▶ **EXERCISE DESCRIPTION**:
Leave the images aside and output every entry exactly.

(Web page and app entries)

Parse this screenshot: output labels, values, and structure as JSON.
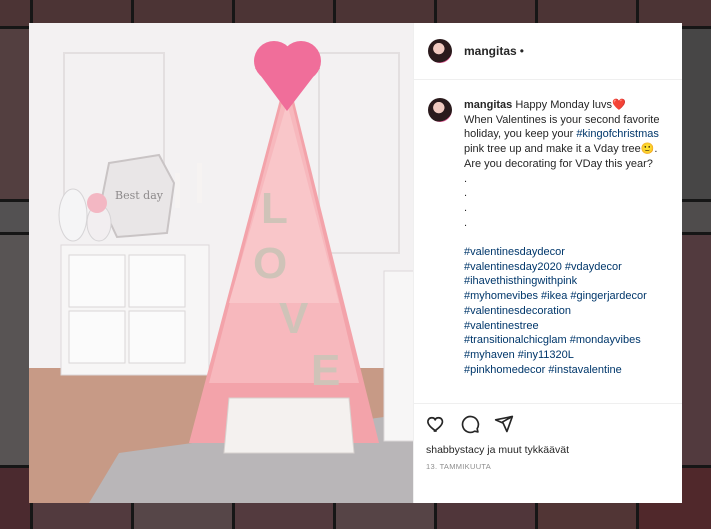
{
  "post": {
    "username": "mangitas",
    "follow_dot": "•",
    "caption_text": "Happy Monday luvs❤️\nWhen Valentines is your second favorite holiday, you keep your ",
    "caption_tag1": "#kingofchristmas",
    "caption_text2": " pink tree up and make it a Vday tree🙂. Are you decorating for VDay this year?\n.\n.\n.\n.\n\n",
    "hashtags": [
      "#valentinesdaydecor",
      "#valentinesday2020 #vdaydecor",
      "#ihavethisthingwithpink",
      "#myhomevibes #ikea #gingerjardecor",
      "#valentinesdecoration",
      "#valentinestree",
      "#transitionalchicglam #mondayvibes",
      "#myhaven #iny11320L",
      "#pinkhomedecor #instavalentine"
    ],
    "likes_text": "shabbystacy ja muut tykkäävät",
    "date": "13. TAMMIKUUTA"
  },
  "photo": {
    "sign_text": "Best day",
    "letters": [
      "L",
      "O",
      "V",
      "E"
    ]
  }
}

▶ **WRITTEN RESPONSE**:
Parse this screenshot: output labels, values, and structure as JSON.
{
  "post": {
    "username": "mangitas",
    "follow_dot": "•",
    "caption_text": "Happy Monday luvs❤️\nWhen Valentines is your second favorite holiday, you keep your ",
    "caption_tag1": "#kingofchristmas",
    "caption_text2": " pink tree up and make it a Vday tree🙂. Are you decorating for VDay this year?\n.\n.\n.\n.\n\n",
    "hashtags": [
      "#valentinesdaydecor",
      "#valentinesday2020 #vdaydecor",
      "#ihavethisthingwithpink",
      "#myhomevibes #ikea #gingerjardecor",
      "#valentinesdecoration",
      "#valentinestree",
      "#transitionalchicglam #mondayvibes",
      "#myhaven #iny11320L",
      "#pinkhomedecor #instavalentine"
    ],
    "likes_text": "shabbystacy ja muut tykkäävät",
    "date": "13. TAMMIKUUTA"
  },
  "photo": {
    "sign_text": "Best day",
    "letters": [
      "L",
      "O",
      "V",
      "E"
    ]
  }
}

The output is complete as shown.